Ho Ho Ho! HAIRY Christmas!
One of the most well-known, obvious, public, and dramatic side effects of cancer and chemotherapy is hair loss. Alopecia doesn’t occur with all types of chemo, but it frequently does with Adriamycin-Cytoxan, or AC, which is often used for breast cancer. That means women get a double-whammy: not only can we lose our breasts, we can also lose our hair. Both are, or can be, big players in our external identities.
Fortunately, I’ve been able to keep my breast, although it is a bit misshapen. I can’t say the same for my hair. It’s gone, and it won’t be back for many, many months.
My hair has always been my most identifiable physical trait. I’ve heard “I’d recognize that hair anywhere” and “I knew that was you immediately – I saw your hair” so many times it’s expected.
It took me a while to truly embrace my locks. As a curly-haired child, I wanted straight hair, even after my Dorothy Hamill and Princess Diana haircut disasters. As a frustrated teen, I never quite figured out that bangs would always be my bane. Finally, sometime in my late twenties I settled on long and curly. In my thirties, I figured out the best way to style it was not to style it at all: judiciously apply product in the shower, comb it through and leave it alone, and get raves for days.
I’ve had the same hairstyle, with a few minor forays into straightening and hot rolling, for the better part of twenty-five years.

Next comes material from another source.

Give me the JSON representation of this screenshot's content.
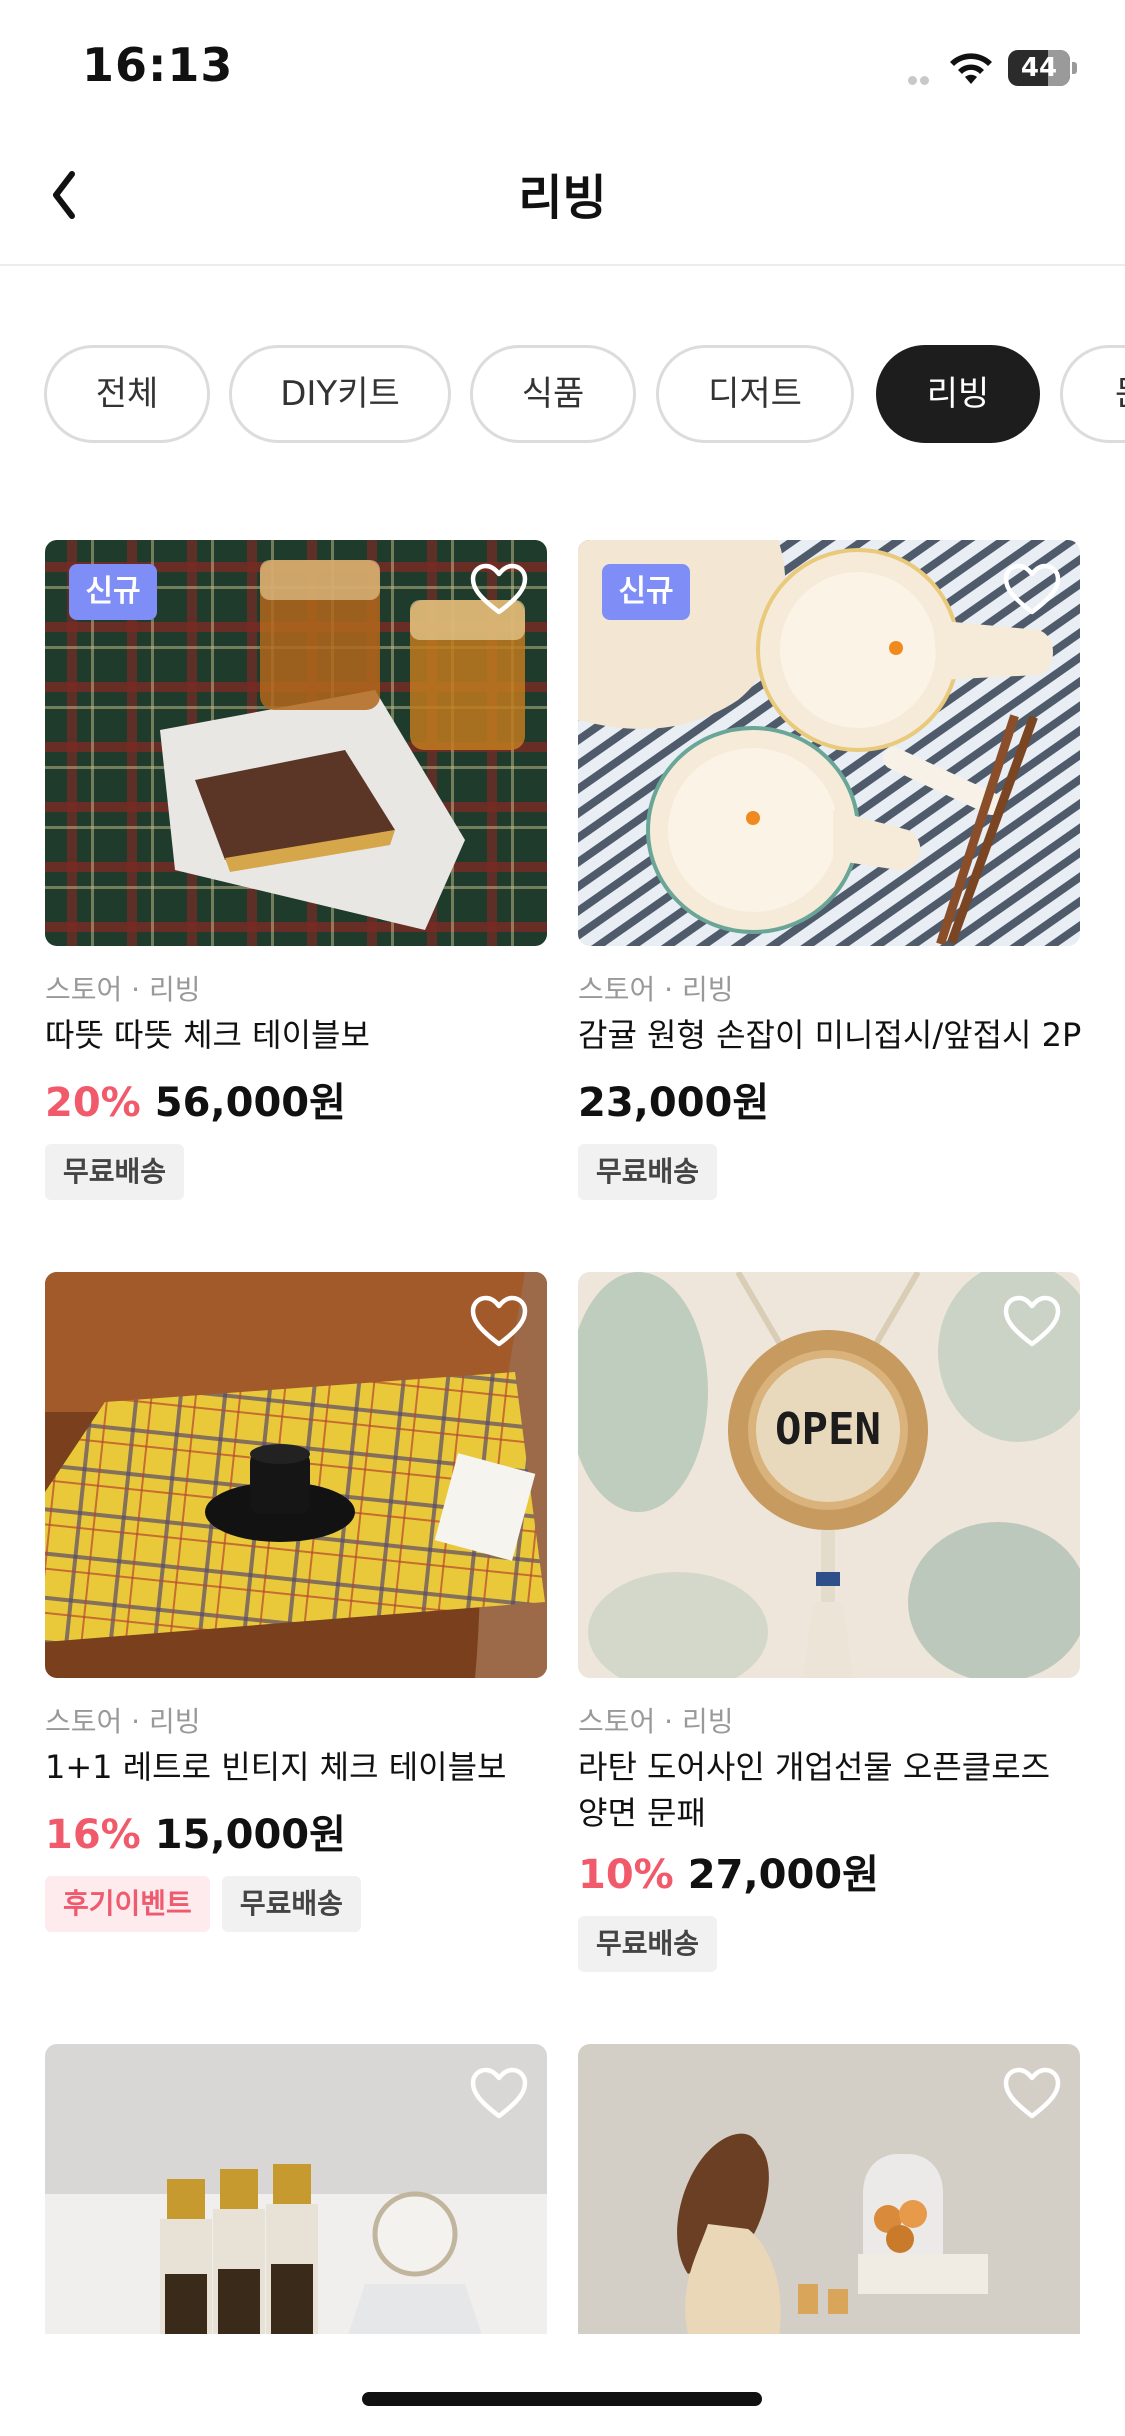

Now, it’s gone. It’s all gone.
I’m fortunate in that right now I don’t have to go anywhere. My bald head and I can hide in my home and nobody but my husband will be the wiser. He loved my hair, but he loves me more, so I can deal with it.
But. But, I still see my reflection and my shadow. No matter how good I physically feel, I am confronted multiple times daily with the impact of my disease.
I can be sad. I can be angry. Or I can have some fun.
For the first time in my life, I have a blank canvas. A bald palette. I have freedom to try a different look every day of the week, if I want. If I don’t like it, I can switch it up tomorrow. I don’t even have to wait for tomorrow. I can change it immediately.
It is a freedom I never would have considered. Would I choose how it came about? No. But I have it. Why not make the most of it?
12 Wigs of Christmas!
Through Sherman Advocate Cancer Institute, a gift from my good friend Cara, and loans from another good friend Meryl, I now am in possession of twelve wigs. Some are wigs I could wear as a temporary replacement for my own hair. Others – the borrowed wigs – are just plain fun. Beginning today and through January 5, the traditional 12 Days of Christmas, each wig will make an appearance.
If I’m going to have fun with the hair, why not have fun with the rest? Mom helped me choose outfits, jewelry, and makeup and I’m going to glam this up like a drag queen. Last night as I sat in front of my mirror applying glitter and placing lush magnetic eyelashes while wearing a mesh wig liner, I felt like I was donning a persona.
And, truthfully, I was, even though the first photo shoot was difficult. I kept saying “This isn’t me. It’s not me.” But as I looked at the pictures, I realized that it is me. It’s a part of me. I’m not so much putting on personas as I am revealing them.
Like so many other aspects of this experience, I’m finding that even this apparent loss is a gift. I have the freedom to discover and expose who I am inside without that enduring external definition of my hair. Each costume change can be an expression of another aspect of what makes me, me.
I decided to share these metamorphoses publicly because this is hard and I know I’m not the only one. It’s OK to thumb our noses at the expected reaction to loss and to flip it on its follicles. Turn it into something joyful. Turn it into something merry.
Today, on Christmas, I begin with an insouciant, whimsical look that is something I never would have previously attempted. Short hair? Black hair? That’s not me!
Yes. Yes it is.
I’m wearing my grandmother’s jewelry, the same set I wore when Jim and I got married. Speaking of Mr. Goodrich, he’s decided to join in on this escapade. Not only did he shave his head in solidarity with me back in November, now he’s donning wigs as well.
Now that is a gift!
I hope you enjoy these next twelve days. I hope to hear which looks are your favorite, and maybe you could play along with your own persona explorations.
Hairy – I mean Merry – Christmas!